§ Data listing:
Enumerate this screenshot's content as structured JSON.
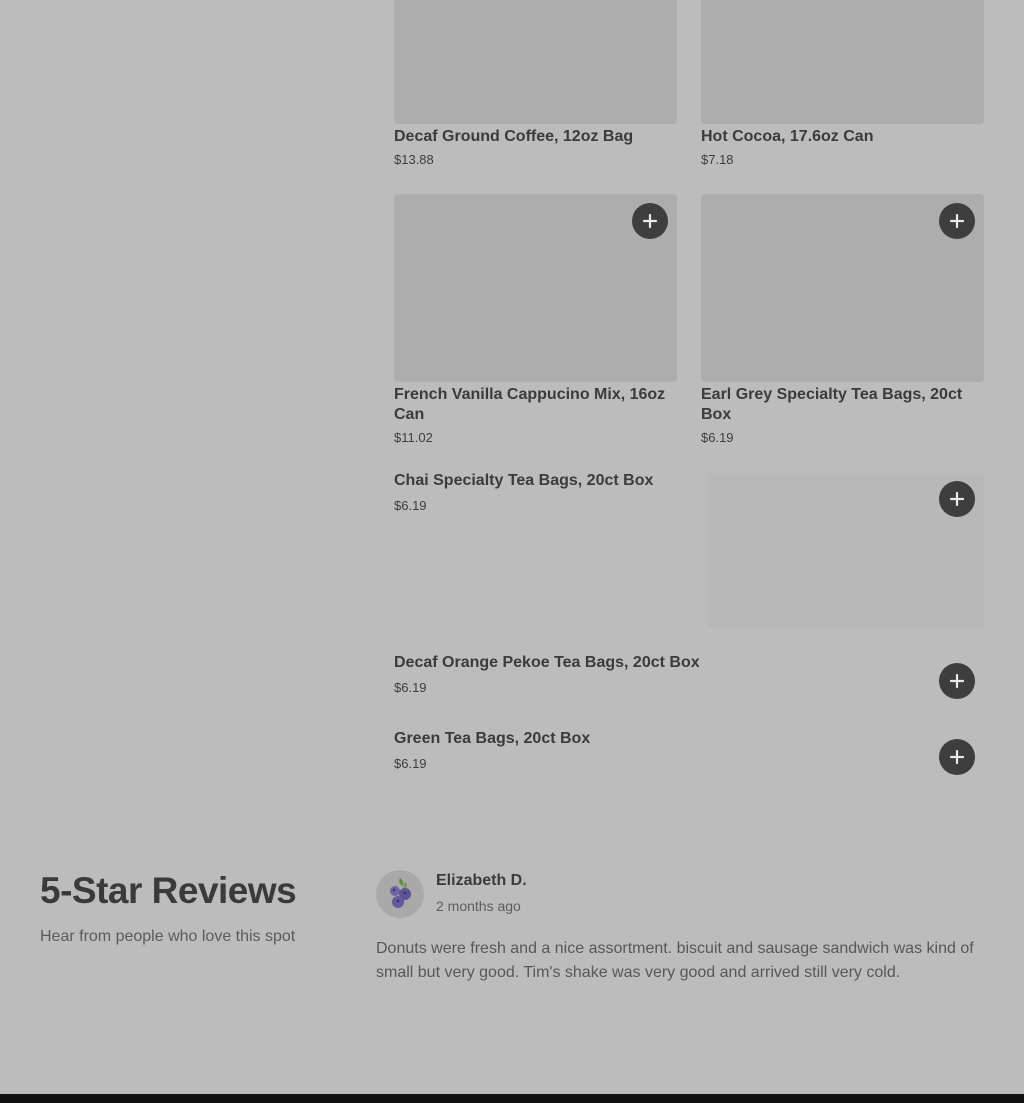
{
  "products": [
    {
      "title": "Decaf Ground Coffee, 12oz Bag",
      "price": "$13.88"
    },
    {
      "title": "Hot Cocoa, 17.6oz Can",
      "price": "$7.18"
    },
    {
      "title": "French Vanilla Cappucino Mix, 16oz Can",
      "price": "$11.02"
    },
    {
      "title": "Earl Grey Specialty Tea Bags, 20ct Box",
      "price": "$6.19"
    },
    {
      "title": "Chai Specialty Tea Bags, 20ct Box",
      "price": "$6.19"
    },
    {
      "title": "Decaf Orange Pekoe Tea Bags, 20ct Box",
      "price": "$6.19"
    },
    {
      "title": "Green Tea Bags, 20ct Box",
      "price": "$6.19"
    }
  ],
  "reviews": {
    "heading": "5-Star Reviews",
    "subheading": "Hear from people who love this spot",
    "items": [
      {
        "name": "Elizabeth D.",
        "time": "2 months ago",
        "text": "Donuts were fresh and a nice assortment. biscuit and sausage sandwich was kind of small but very good. Tim's shake was very good and arrived still very cold.",
        "avatar_icon": "blueberry-icon"
      }
    ]
  },
  "icons": {
    "add": "plus-icon"
  },
  "colors": {
    "overlay_bg": "#bcbcbc",
    "button_bg": "#3e3e3e"
  }
}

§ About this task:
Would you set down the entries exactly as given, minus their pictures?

§ Result of the exercise:
Enumerate this screenshot's content as structured JSON.
{
  "products": [
    {
      "title": "Decaf Ground Coffee, 12oz Bag",
      "price": "$13.88"
    },
    {
      "title": "Hot Cocoa, 17.6oz Can",
      "price": "$7.18"
    },
    {
      "title": "French Vanilla Cappucino Mix, 16oz Can",
      "price": "$11.02"
    },
    {
      "title": "Earl Grey Specialty Tea Bags, 20ct Box",
      "price": "$6.19"
    },
    {
      "title": "Chai Specialty Tea Bags, 20ct Box",
      "price": "$6.19"
    },
    {
      "title": "Decaf Orange Pekoe Tea Bags, 20ct Box",
      "price": "$6.19"
    },
    {
      "title": "Green Tea Bags, 20ct Box",
      "price": "$6.19"
    }
  ],
  "reviews": {
    "heading": "5-Star Reviews",
    "subheading": "Hear from people who love this spot",
    "items": [
      {
        "name": "Elizabeth D.",
        "time": "2 months ago",
        "text": "Donuts were fresh and a nice assortment. biscuit and sausage sandwich was kind of small but very good. Tim's shake was very good and arrived still very cold.",
        "avatar_icon": "blueberry-icon"
      }
    ]
  },
  "icons": {
    "add": "plus-icon"
  },
  "colors": {
    "overlay_bg": "#bcbcbc",
    "button_bg": "#3e3e3e"
  }
}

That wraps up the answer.